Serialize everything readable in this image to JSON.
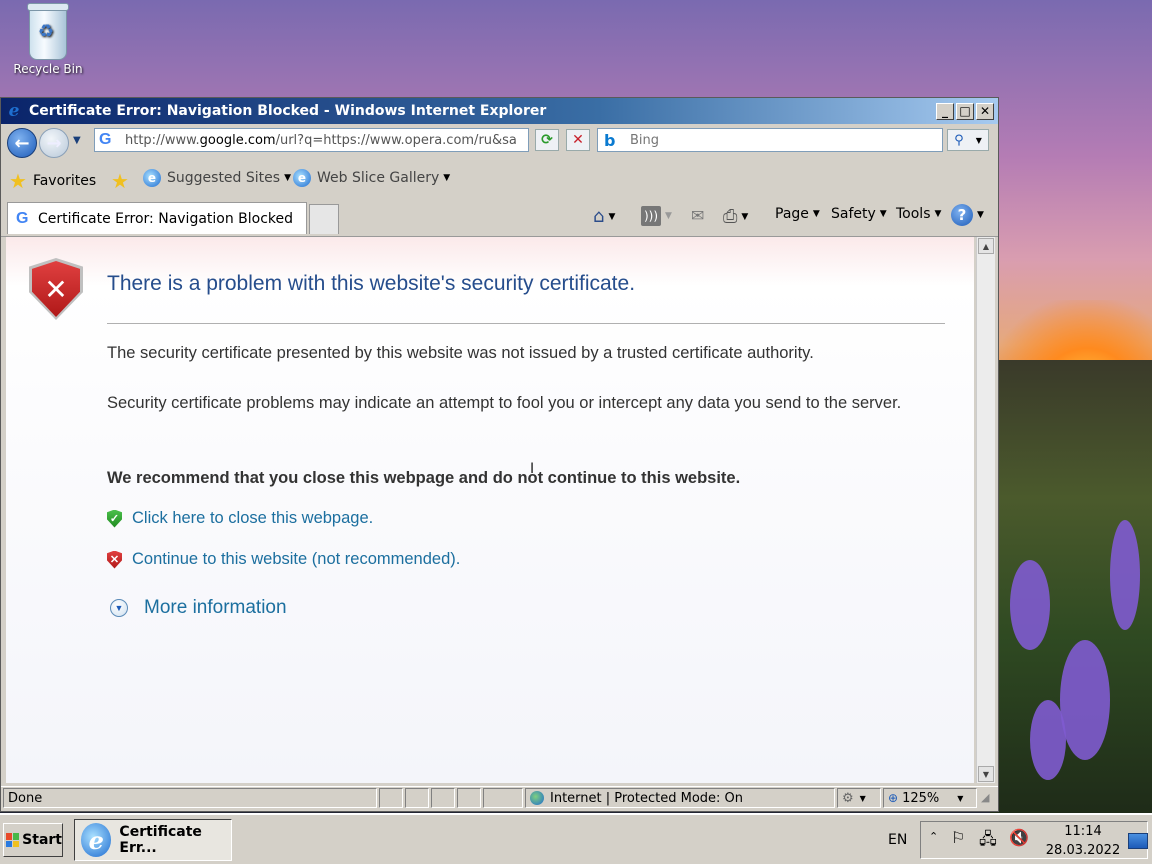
{
  "desktop": {
    "recycle_bin_label": "Recycle Bin"
  },
  "window": {
    "title": "Certificate Error: Navigation Blocked - Windows Internet Explorer",
    "minimize": "_",
    "maximize": "□",
    "close": "✕"
  },
  "address_bar": {
    "url_prefix": "http://www.",
    "url_domain": "google.com",
    "url_rest": "/url?q=https://www.opera.com/ru&sa",
    "search_placeholder": "Bing"
  },
  "favorites_bar": {
    "favorites_label": "Favorites",
    "suggested_sites": "Suggested Sites",
    "web_slice_gallery": "Web Slice Gallery"
  },
  "tabs": {
    "active_tab": "Certificate Error: Navigation Blocked"
  },
  "command_bar": {
    "page": "Page",
    "safety": "Safety",
    "tools": "Tools"
  },
  "content": {
    "heading": "There is a problem with this website's security certificate.",
    "para1": "The security certificate presented by this website was not issued by a trusted certificate authority.",
    "para2": "Security certificate problems may indicate an attempt to fool you or intercept any data you send to the server.",
    "recommend": "We recommend that you close this webpage and do not continue to this website.",
    "close_link": "Click here to close this webpage.",
    "continue_link": "Continue to this website (not recommended).",
    "more_info": "More information"
  },
  "status_bar": {
    "status": "Done",
    "zone": "Internet | Protected Mode: On",
    "zoom": "125%"
  },
  "taskbar": {
    "start": "Start",
    "task_label": "Certificate Err...",
    "language": "EN",
    "time": "11:14",
    "date": "28.03.2022"
  },
  "colors": {
    "heading_blue": "#264d8c",
    "link_blue": "#1c6f9f",
    "titlebar_start": "#0a246a"
  }
}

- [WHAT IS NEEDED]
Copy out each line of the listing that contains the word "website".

- [EXERCISE OUTPUT]
    "heading": "There is a problem with this website's security certificate.",
    "para1": "The security certificate presented by this website was not issued by a trusted certificate authority.",
    "recommend": "We recommend that you close this webpage and do not continue to this website.",
    "continue_link": "Continue to this website (not recommended).",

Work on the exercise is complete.